Hong Kong expects 5 million people to take part in a massive voluntary coronavirus testing programme, the city’s health minister has said.
While details for the testing have yet to be finalised, those wishing to take part will have to register, Secretary for Food and Health Sophia Chan Siu-chee said.
The plan was announced last Friday by Chief Executive Carrie Lam Cheng Yuet-ngor, and three laboratories from mainland China have been selected to help carry out the tests.
A team of 60 medical experts from mainland China will lead the process.
“We are still deciding on the exact process, but those who want to get tested will have to register first,” Chan said on a radio show, adding that the Innovation and Technology Bureau would help set up the registration system.
Hong Kong has been battling a deadly third wave of Covid-19 infections since early July, with 4,079 confirmed cases and 54 deaths so far.
Infection clusters have emerged among residents at care homes and at wet markets.
Chan said the city had been conducting mass testing in various high-risk groups, such as taxi drivers and care workers. So far, more than 160,000 people have been tested, and 18 people have been found to be sick.

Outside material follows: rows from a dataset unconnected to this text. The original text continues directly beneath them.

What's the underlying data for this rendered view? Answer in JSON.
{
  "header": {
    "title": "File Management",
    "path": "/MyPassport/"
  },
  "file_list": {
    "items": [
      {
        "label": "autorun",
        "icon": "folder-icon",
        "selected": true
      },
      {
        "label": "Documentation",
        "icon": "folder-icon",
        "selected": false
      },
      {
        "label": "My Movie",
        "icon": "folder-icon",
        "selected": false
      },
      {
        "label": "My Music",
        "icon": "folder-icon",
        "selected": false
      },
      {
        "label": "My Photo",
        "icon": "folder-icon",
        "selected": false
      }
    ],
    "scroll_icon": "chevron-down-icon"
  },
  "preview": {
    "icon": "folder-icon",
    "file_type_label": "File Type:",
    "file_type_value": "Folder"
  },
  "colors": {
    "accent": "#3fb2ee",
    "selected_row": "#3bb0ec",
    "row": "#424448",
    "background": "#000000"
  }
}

More than 29,000 samples have been collected from districts such as Tsz Wan Shan, where many confirmed cases were reported. Chan said 20 people from that group had been confirmed to have Covid-19. Another 66,000 tests were conducted in buildings where confirmed cases were reported, she said.
While details of the testing plan were still being worked out, Chan said she understood it would be difficult for some residents to provide their own samples correctly, and would discuss with health experts whether it would be possible to set up sample-taking stations.

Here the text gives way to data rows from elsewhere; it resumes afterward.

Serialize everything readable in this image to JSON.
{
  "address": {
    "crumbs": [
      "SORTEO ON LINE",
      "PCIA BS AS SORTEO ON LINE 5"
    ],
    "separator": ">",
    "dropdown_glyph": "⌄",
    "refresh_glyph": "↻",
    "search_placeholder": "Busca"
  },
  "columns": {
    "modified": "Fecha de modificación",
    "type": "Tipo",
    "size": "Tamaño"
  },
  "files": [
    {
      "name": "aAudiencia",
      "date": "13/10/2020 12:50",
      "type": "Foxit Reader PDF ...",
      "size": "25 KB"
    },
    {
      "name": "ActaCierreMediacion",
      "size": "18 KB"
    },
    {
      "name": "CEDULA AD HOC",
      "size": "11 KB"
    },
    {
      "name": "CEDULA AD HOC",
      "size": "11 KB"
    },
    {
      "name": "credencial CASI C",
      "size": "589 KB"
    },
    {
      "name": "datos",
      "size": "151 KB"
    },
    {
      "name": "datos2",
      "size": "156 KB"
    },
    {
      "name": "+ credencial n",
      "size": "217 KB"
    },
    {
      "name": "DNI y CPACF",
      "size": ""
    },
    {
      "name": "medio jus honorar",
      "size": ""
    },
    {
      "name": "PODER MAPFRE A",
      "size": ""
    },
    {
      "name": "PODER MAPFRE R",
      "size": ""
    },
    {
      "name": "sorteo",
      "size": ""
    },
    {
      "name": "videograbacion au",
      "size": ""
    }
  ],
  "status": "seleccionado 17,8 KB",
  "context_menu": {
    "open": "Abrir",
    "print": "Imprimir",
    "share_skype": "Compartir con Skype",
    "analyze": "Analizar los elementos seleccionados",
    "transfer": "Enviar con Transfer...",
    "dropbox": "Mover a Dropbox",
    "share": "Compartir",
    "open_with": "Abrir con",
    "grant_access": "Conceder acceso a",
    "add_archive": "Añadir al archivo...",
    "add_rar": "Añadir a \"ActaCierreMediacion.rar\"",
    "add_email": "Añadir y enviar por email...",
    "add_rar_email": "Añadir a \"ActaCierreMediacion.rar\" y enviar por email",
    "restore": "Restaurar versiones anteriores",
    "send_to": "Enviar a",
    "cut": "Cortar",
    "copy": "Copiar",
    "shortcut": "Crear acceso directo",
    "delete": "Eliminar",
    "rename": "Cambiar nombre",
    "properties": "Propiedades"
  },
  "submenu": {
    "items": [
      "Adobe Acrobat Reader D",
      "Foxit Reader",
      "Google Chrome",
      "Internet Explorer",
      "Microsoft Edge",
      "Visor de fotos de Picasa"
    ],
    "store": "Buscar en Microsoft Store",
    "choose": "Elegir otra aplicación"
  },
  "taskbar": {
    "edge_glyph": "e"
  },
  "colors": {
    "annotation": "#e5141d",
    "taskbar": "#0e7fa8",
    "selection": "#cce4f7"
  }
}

Health authorities will also study which method of sample taking – such as nasal swabs, deep throat saliva samples or throat swabs – will be the most efficient.
Chan said mainland laboratories would provide the staffing, but added she did not know how many people would be involved in the effort.

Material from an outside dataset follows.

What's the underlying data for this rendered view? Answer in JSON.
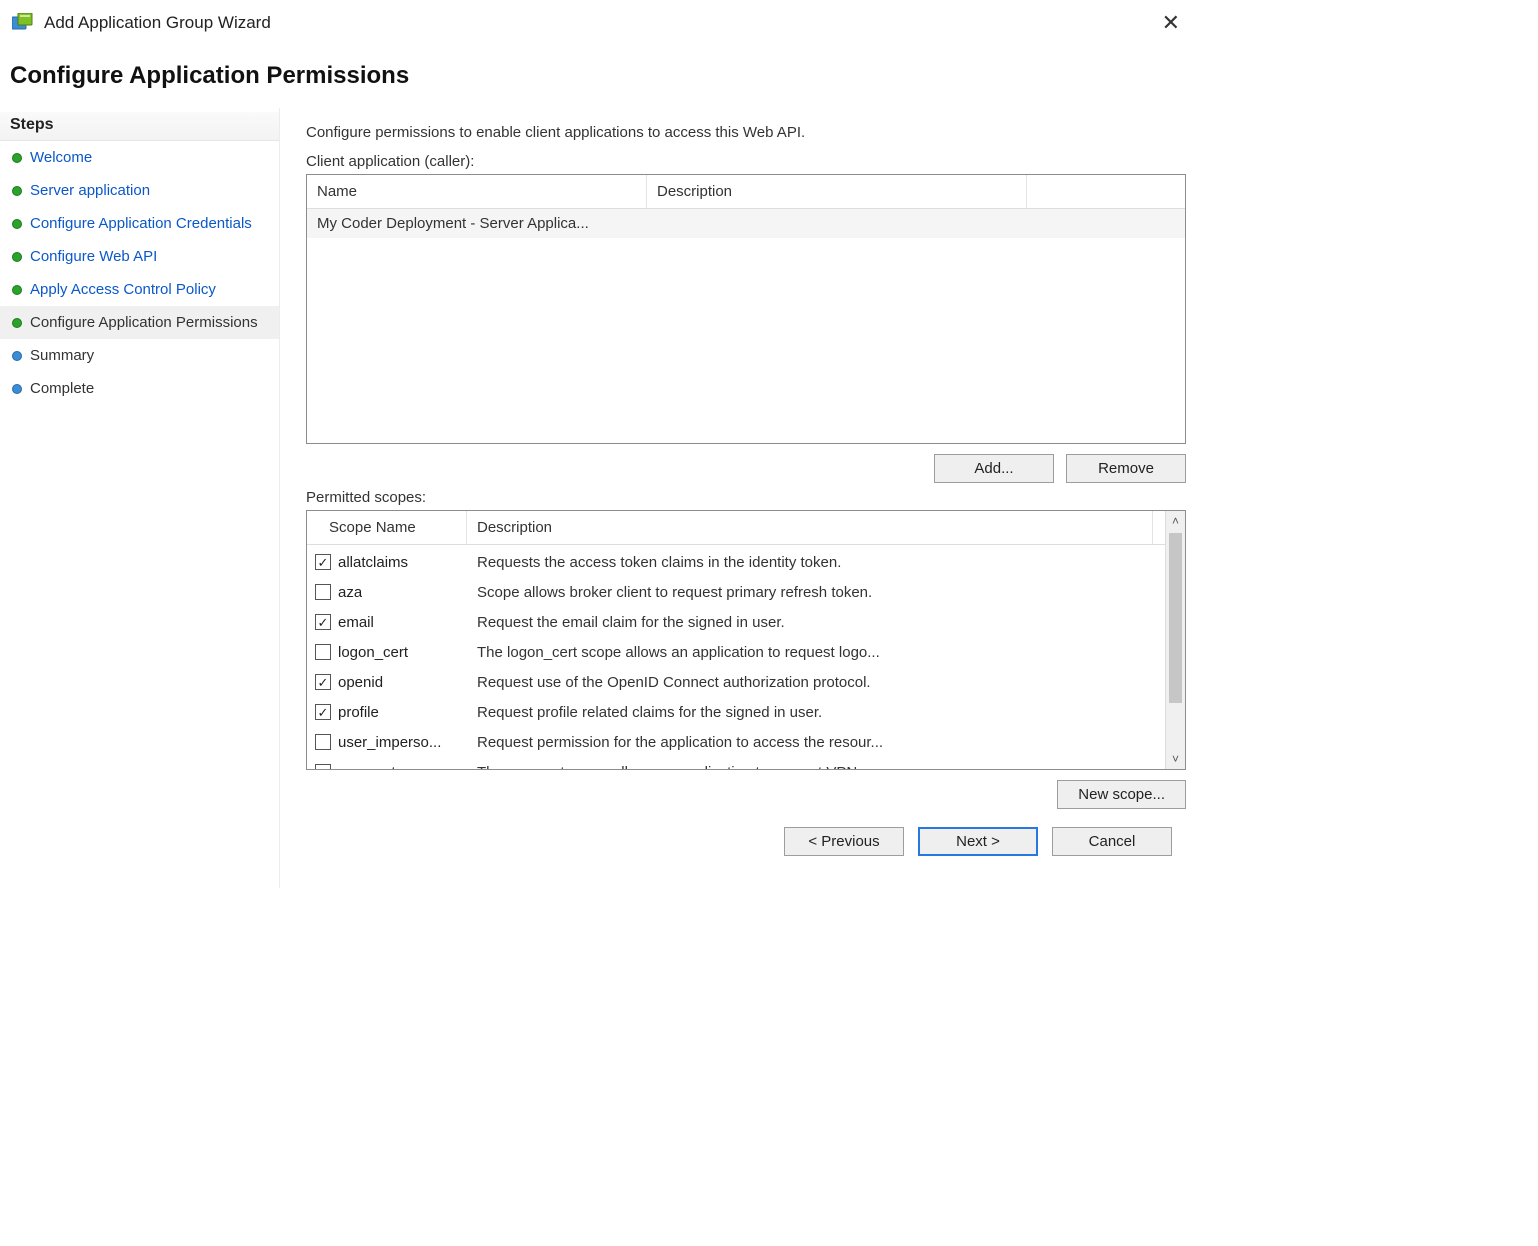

Infectious disease expert Joseph Tsang Kay-yan said the government’s mass testing plan would help contain the third wave, but said officials would have to standardise procedures to ensure all samples were valid.
He said if the government was going to test people based on nasal or throat swab samples, it should have medical staff do it rather than asking residents to provide their own samples.
“People may not have the training to do it correctly or find the right position, and I worry the test kits will go to waste,” he said.